**Exercise brief:** Which lines of the records below contain the word "this"? Copy each of them out.

**Information given:**
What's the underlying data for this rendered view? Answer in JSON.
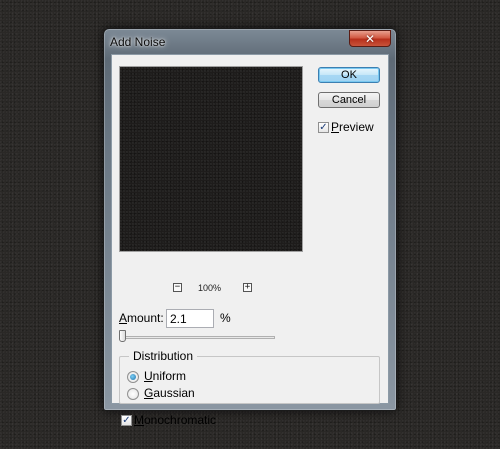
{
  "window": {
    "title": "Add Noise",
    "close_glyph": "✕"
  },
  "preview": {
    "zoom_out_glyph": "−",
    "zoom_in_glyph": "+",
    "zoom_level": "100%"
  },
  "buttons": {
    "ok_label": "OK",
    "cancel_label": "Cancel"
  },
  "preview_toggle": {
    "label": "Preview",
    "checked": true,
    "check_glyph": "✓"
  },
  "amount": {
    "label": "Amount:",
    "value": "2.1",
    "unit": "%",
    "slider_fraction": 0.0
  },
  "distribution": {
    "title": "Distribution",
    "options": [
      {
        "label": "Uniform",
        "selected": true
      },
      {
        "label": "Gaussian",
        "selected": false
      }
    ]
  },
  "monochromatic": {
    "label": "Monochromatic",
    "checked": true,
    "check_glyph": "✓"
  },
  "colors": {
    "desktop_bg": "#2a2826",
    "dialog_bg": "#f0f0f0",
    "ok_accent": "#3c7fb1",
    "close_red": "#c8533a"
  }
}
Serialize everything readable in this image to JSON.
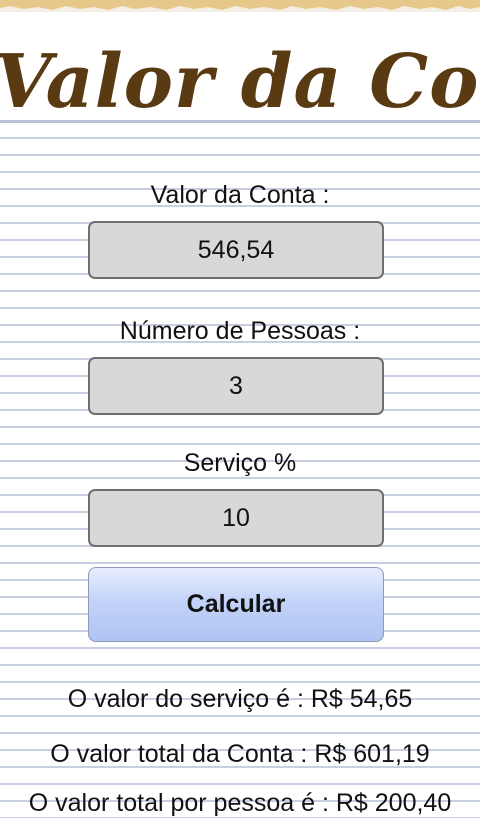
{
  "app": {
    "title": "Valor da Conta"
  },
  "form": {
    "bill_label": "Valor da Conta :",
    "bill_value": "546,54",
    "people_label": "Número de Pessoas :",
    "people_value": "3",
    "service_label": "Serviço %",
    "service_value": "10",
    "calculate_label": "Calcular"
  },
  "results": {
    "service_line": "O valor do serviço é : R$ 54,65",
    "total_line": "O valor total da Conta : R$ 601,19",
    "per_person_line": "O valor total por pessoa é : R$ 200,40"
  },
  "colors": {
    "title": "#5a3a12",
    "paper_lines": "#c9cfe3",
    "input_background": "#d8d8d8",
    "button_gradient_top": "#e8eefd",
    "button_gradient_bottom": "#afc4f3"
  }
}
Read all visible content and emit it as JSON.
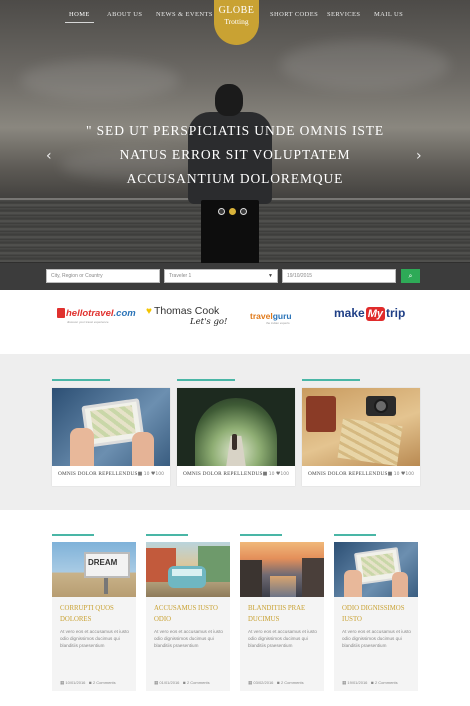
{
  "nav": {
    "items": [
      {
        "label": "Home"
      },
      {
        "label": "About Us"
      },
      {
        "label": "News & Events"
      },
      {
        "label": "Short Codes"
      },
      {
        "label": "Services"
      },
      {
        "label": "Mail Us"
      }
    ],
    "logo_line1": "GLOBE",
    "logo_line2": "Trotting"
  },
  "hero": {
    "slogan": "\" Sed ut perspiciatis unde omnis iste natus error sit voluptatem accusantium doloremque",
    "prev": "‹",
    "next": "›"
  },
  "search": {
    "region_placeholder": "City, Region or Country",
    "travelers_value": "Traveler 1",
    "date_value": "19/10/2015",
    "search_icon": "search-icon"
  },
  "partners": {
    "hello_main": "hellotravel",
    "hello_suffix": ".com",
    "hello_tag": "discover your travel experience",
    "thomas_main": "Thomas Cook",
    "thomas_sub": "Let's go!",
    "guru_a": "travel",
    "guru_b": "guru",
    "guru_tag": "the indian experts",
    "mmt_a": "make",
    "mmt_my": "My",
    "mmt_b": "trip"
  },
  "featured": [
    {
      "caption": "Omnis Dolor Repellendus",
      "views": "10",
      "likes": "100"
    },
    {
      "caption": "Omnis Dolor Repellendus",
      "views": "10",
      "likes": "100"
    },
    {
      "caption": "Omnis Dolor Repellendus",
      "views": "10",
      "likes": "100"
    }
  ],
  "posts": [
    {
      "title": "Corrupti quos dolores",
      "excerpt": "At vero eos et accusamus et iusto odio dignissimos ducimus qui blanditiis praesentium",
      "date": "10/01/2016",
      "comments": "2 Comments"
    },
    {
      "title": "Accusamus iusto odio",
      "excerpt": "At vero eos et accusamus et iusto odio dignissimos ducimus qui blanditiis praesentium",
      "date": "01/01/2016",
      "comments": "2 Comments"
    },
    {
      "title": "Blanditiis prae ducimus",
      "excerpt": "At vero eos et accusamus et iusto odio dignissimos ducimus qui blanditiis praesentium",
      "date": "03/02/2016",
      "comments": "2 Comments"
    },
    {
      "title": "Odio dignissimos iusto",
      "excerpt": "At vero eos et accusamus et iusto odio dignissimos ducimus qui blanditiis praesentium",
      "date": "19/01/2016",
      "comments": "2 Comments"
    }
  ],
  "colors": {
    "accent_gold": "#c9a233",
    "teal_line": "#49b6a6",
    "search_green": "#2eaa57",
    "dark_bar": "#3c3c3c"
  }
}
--
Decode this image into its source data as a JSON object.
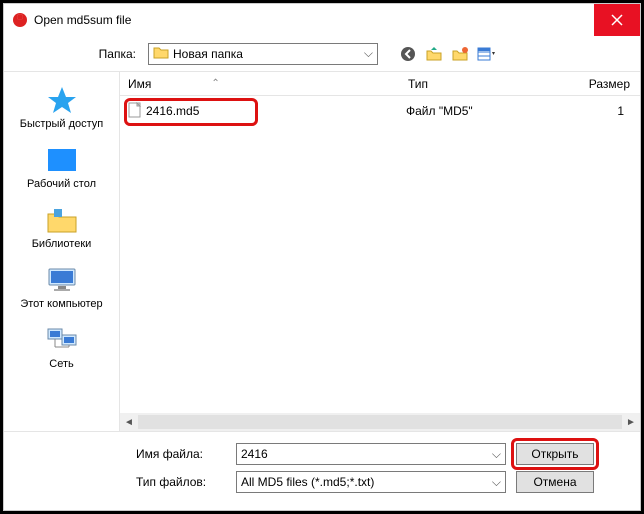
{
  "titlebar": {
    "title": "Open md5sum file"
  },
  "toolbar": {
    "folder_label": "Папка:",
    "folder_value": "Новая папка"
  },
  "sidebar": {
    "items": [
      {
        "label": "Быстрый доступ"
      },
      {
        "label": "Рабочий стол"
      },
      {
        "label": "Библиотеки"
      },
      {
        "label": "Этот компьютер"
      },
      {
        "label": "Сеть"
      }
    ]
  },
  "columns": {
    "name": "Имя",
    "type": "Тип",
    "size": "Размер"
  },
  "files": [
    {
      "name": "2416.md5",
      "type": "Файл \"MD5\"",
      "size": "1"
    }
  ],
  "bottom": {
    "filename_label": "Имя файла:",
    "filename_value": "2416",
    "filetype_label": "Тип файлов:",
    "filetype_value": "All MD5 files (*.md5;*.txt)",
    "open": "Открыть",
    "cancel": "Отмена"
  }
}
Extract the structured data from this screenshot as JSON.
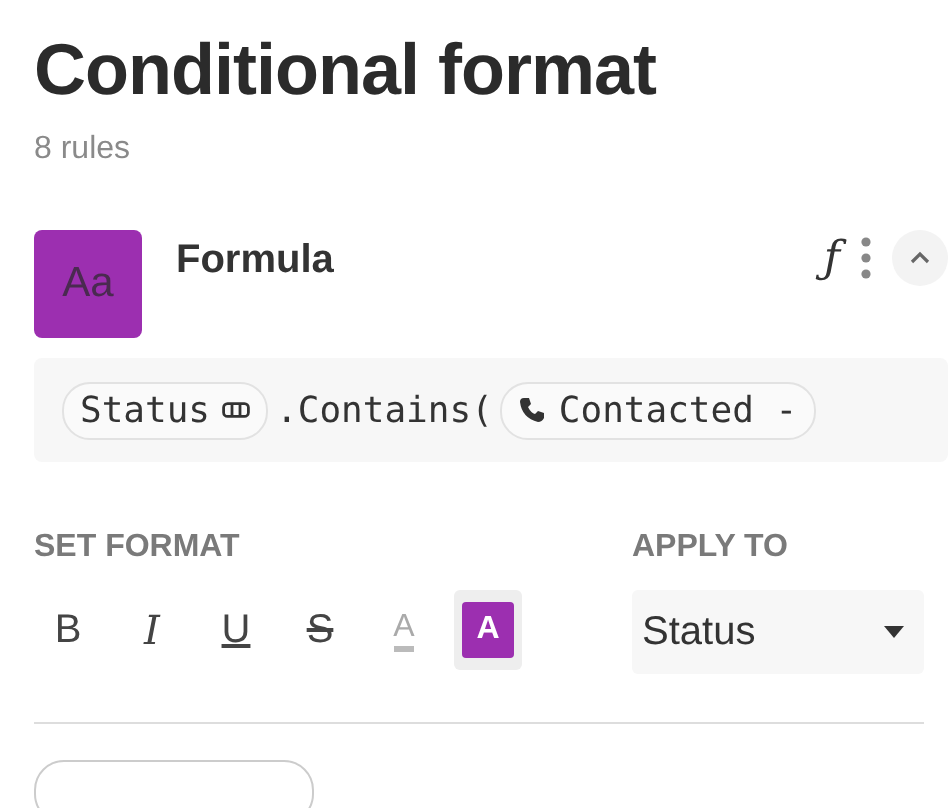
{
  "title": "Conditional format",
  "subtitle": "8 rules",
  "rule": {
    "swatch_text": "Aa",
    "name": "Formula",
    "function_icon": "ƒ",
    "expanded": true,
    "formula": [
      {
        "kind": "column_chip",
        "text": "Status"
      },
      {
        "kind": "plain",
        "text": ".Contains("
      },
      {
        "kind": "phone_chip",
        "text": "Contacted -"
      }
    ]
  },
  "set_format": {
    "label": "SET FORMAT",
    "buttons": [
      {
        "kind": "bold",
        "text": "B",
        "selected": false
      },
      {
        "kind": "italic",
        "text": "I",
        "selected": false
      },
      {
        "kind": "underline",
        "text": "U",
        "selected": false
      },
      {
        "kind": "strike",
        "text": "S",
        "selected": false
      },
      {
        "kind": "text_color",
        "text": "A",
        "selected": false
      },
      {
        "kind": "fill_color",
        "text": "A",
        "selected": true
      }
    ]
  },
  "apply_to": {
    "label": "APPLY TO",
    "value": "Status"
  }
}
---
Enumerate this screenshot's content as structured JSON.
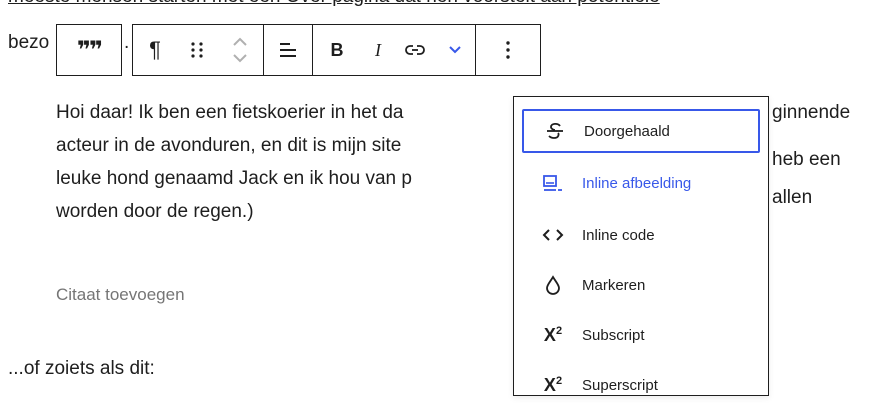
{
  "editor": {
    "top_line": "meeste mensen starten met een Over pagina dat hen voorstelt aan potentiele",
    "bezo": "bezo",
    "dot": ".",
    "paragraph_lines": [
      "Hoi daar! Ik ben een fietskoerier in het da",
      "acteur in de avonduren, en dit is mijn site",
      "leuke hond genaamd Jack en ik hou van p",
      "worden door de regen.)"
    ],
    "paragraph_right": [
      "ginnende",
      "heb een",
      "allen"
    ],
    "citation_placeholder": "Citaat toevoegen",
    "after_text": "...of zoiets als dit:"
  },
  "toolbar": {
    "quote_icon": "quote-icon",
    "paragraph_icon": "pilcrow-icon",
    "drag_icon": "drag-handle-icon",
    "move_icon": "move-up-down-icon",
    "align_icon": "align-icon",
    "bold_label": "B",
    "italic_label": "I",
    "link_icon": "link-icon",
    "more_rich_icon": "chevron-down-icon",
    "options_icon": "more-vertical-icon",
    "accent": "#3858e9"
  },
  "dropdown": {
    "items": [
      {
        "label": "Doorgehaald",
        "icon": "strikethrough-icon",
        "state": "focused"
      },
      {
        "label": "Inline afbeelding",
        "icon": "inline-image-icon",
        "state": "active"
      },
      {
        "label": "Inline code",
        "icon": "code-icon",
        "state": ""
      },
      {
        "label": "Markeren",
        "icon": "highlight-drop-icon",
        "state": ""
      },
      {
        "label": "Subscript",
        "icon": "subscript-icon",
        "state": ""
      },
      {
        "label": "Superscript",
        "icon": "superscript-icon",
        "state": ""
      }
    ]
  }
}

**Exercise solution:**
What's the underlying data for this rendered view? Answer in JSON.
Serialize everything readable in this image to JSON.
Decode this image into its source data as a JSON object.
Extract the structured data from this screenshot as JSON.
Enumerate this screenshot's content as structured JSON.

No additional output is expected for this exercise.